If your kids receive allowances, you can also set up a ‘Swear Jar’ for the whole family to use. Every time someone swears or says a bad word, the culprit has to put in 20cents into the jar. And eventually the money will go to charity.
4. The cane must go
Your kid is already either angry or has pent-up emotions. By using the cane or any other corporal punishments, you are simply bound to make it worse. If you find yourself tempted to spank or hit your child because of his foul language, stop yourself and calm down. The best way to nip the problem in the bud is by talking to him.
We do not want to instil fear and inculcate hidden frustrations, instead we want them to fully understand why swearing is unacceptable.
5. Do you even know what it means
It’s time the kids and you have ‘the talk’. No, we’re not talking about the birds and the bees but sit them down and ask them if they know exactly what the words they have used mean.
The younger kids are probably clueless as they merely repeated the words because ‘everyone seems to use it’. On the older hand, the older ones would probably have an idea of what each word stand for. Essentially, you need to figure out how much do they know so that you know where to start from in educating them about vulgarities.
Why should these kids learn that profanities are bad from sources other than yourself. You ARE their book of knowledge. This is the time for you to educate them.

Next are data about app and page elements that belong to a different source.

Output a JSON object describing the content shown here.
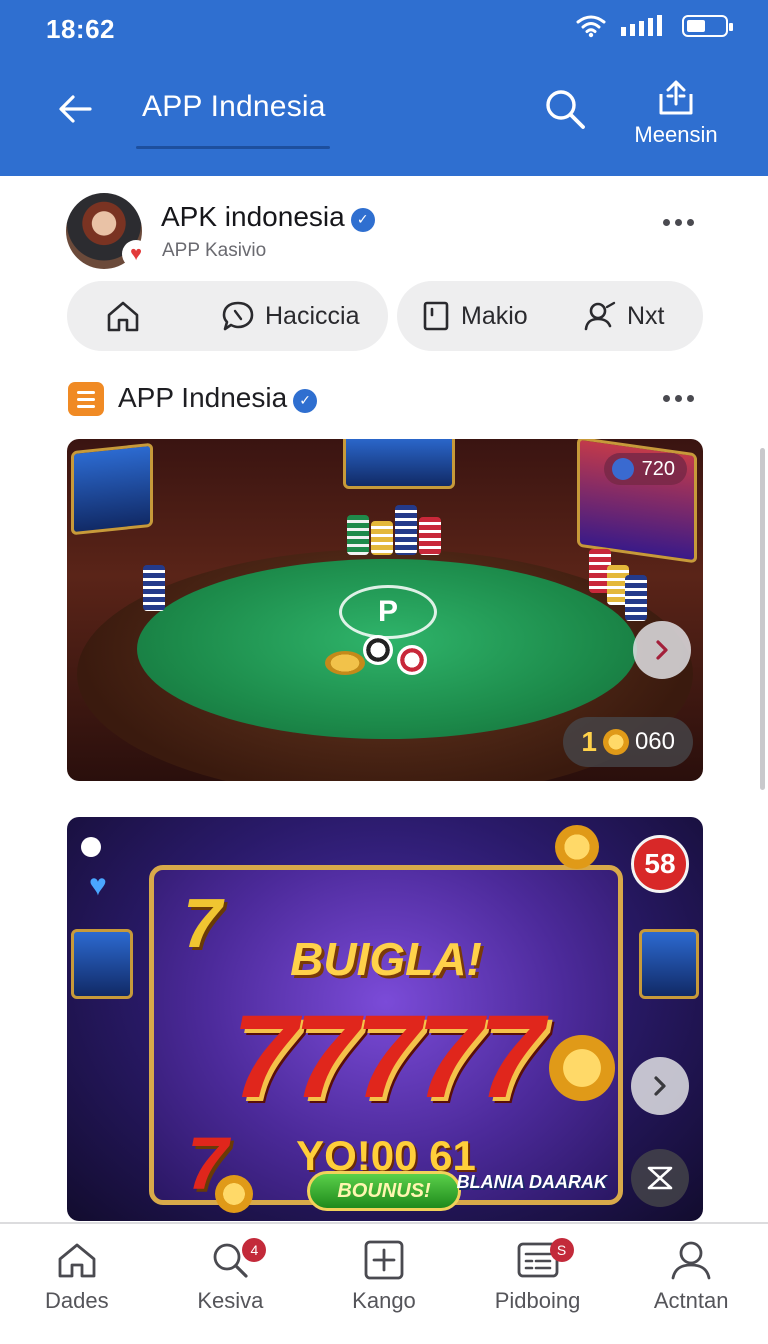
{
  "status_bar": {
    "time": "18:62"
  },
  "header": {
    "title": "APP Indnesia",
    "share_label": "Meensin"
  },
  "profile": {
    "name": "APK indonesia",
    "subtitle": "APP Kasivio"
  },
  "pill_bar": {
    "items": [
      {
        "label": "",
        "icon": "home-icon"
      },
      {
        "label": "Haciccia",
        "icon": "chat-bubble-icon"
      },
      {
        "label": "Makio",
        "icon": "bookmark-icon"
      },
      {
        "label": "Nxt",
        "icon": "users-icon"
      }
    ]
  },
  "section": {
    "title": "APP Indnesia"
  },
  "cards": [
    {
      "badge_count": "720",
      "counter_prefix": "1",
      "counter_value": "060"
    },
    {
      "headline": "BUIGLA!",
      "reels": "77777",
      "amount": "YO!00 61",
      "bonus_label": "BOUNUS!",
      "count_badge": "58",
      "brand": "BLANIA DAARAK"
    }
  ],
  "bottom_nav": {
    "items": [
      {
        "label": "Dades",
        "icon": "home-icon",
        "badge": ""
      },
      {
        "label": "Kesiva",
        "icon": "search-icon",
        "badge": "4"
      },
      {
        "label": "Kango",
        "icon": "add-square-icon",
        "badge": ""
      },
      {
        "label": "Pidboing",
        "icon": "list-card-icon",
        "badge": "S"
      },
      {
        "label": "Actntan",
        "icon": "person-icon",
        "badge": ""
      }
    ]
  },
  "colors": {
    "appbar": "#2f6fd0",
    "section_icon": "#f08a24",
    "badge_red": "#c32a3a"
  }
}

Explain to them that the words are offensive and how it affects the people they say it to. For instance, make it clear that saying someone’s a ‘b**ch’ is the same as calling them stupid or dumb which makes them sad or even angry. Also, inculcate the principles of ‘do not do unto others what you do not want others to do unto you’. Make them aware that they would not want to have someone else calling them all these names as well.

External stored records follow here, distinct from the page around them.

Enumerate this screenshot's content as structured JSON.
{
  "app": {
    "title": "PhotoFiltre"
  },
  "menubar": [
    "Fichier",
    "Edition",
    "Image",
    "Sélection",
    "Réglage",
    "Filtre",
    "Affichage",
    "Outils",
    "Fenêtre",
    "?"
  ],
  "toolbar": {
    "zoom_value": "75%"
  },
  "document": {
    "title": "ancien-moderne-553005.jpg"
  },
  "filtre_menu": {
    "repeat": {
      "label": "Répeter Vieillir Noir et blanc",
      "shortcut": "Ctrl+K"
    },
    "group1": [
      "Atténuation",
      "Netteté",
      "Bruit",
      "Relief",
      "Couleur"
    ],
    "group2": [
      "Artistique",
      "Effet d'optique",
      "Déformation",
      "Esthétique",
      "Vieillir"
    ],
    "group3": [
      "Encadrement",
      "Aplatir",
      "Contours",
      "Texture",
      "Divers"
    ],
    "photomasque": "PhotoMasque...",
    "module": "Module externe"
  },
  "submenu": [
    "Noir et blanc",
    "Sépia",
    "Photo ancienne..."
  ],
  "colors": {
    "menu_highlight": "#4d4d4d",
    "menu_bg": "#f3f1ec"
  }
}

7. Scare tactics
Parents from one generation to another have used scare tactics to get their children to do certain things like going to the dentist or even taking a shower! The reason for it is because it works!
We’re not telling you to horrify your child but give him the worst case scenario if he continues to use profanities. Explain to him that regular use of vulgarities will give him a bad image and make him an unpleasant person to be around with.

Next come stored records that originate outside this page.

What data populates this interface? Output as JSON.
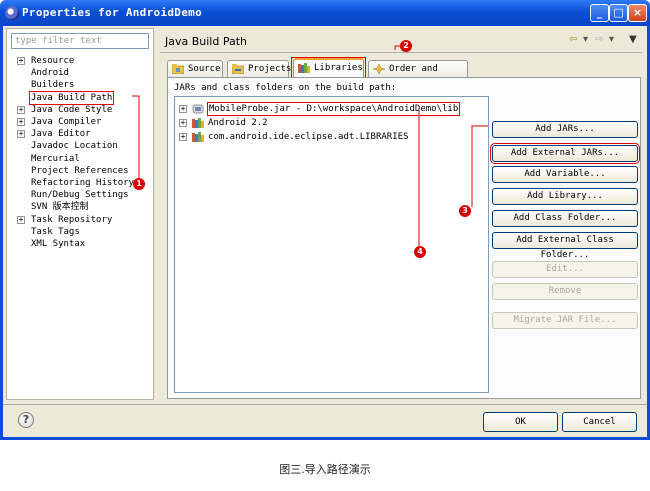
{
  "window": {
    "title": "Properties for AndroidDemo"
  },
  "filter": {
    "placeholder": "type filter text"
  },
  "tree": [
    {
      "label": "Resource",
      "expandable": true
    },
    {
      "label": "Android",
      "expandable": false
    },
    {
      "label": "Builders",
      "expandable": false
    },
    {
      "label": "Java Build Path",
      "expandable": false,
      "selected": true
    },
    {
      "label": "Java Code Style",
      "expandable": true
    },
    {
      "label": "Java Compiler",
      "expandable": true
    },
    {
      "label": "Java Editor",
      "expandable": true
    },
    {
      "label": "Javadoc Location",
      "expandable": false
    },
    {
      "label": "Mercurial",
      "expandable": false
    },
    {
      "label": "Project References",
      "expandable": false
    },
    {
      "label": "Refactoring History",
      "expandable": false
    },
    {
      "label": "Run/Debug Settings",
      "expandable": false
    },
    {
      "label": "SVN 版本控制",
      "expandable": false
    },
    {
      "label": "Task Repository",
      "expandable": true
    },
    {
      "label": "Task Tags",
      "expandable": false
    },
    {
      "label": "XML Syntax",
      "expandable": false
    }
  ],
  "page": {
    "title": "Java Build Path"
  },
  "tabs": [
    {
      "label": "Source"
    },
    {
      "label": "Projects"
    },
    {
      "label": "Libraries",
      "active": true
    },
    {
      "label": "Order and Export"
    }
  ],
  "libraries": {
    "label": "JARs and class folders on the build path:",
    "entries": [
      {
        "label": "MobileProbe.jar - D:\\workspace\\AndroidDemo\\lib"
      },
      {
        "label": "Android 2.2"
      },
      {
        "label": "com.android.ide.eclipse.adt.LIBRARIES"
      }
    ]
  },
  "buttons": {
    "add_jars": "Add JARs...",
    "add_external_jars": "Add External JARs...",
    "add_variable": "Add Variable...",
    "add_library": "Add Library...",
    "add_class_folder": "Add Class Folder...",
    "add_external_class_folder": "Add External Class Folder...",
    "edit": "Edit...",
    "remove": "Remove",
    "migrate": "Migrate JAR File..."
  },
  "dialog": {
    "ok": "OK",
    "cancel": "Cancel",
    "help": "?"
  },
  "markers": [
    "1",
    "2",
    "3",
    "4"
  ],
  "caption": "图三.导入路径演示",
  "colors": {
    "annotation": "#d60000",
    "titlebar": "#0a4fd6",
    "client": "#ece9d8"
  },
  "icons": [
    "eclipse-icon",
    "folder-source-icon",
    "projects-icon",
    "libraries-icon",
    "order-export-icon",
    "jar-icon",
    "library-icon",
    "help-icon"
  ]
}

Eventually, someone who is not well liked will not have friends and be all alone. Children often have an innate fear of being friendless, so this will probably work like a charm.
8. In my house, you play by my rules
You are not the only adult around your children. Make sure everyone who spends time around your kids know that they should not swear. Even Granny says the occasional ‘sh**’ sometimes.
So let them know that they are your support system and they need to get on board with your plans to stop the problem.
9. Use this instead
We all need to start off slow and figure out a way to express our emotions without these unseemly words. Alternative words would be one of the best solutions that you could use and teach the kids to use. Make up funny rhyming words that the children would find amusing and be more encouraged to use.
For instance, use ‘shake’ and ‘poopie’ when you accidentally stub your toe. Or mutter ‘brownie’ and ‘balls’ when that annoying driver cuts in front of you at a traffic jam. A young mother of two whom theAsianparent spoke to, swears by her own form of curse word – ‘chicken backside fungus’ – which her children found amusing whenever she says it.
At the very least, with these alternatives, even when the little ones repeat them, it is not as offensive.
10. Follow through or risk falling through
Most importantly, you have to learn to follow through. Like any other parenting measures taken, both you and your spouse need to make sure that these steps are seen to the end of the problem.
Swearing is a habitual thing so the only way to curb it is to make it a habit of not doing it. You can also rally other families, especially those whom you often arrange play-dates with to carry out the same steps. Update each other on the development of the children so that further necessary actions can be taken to help stop the problem.
It is not impossible to create a somewhat swear free environment. All you need to do is try.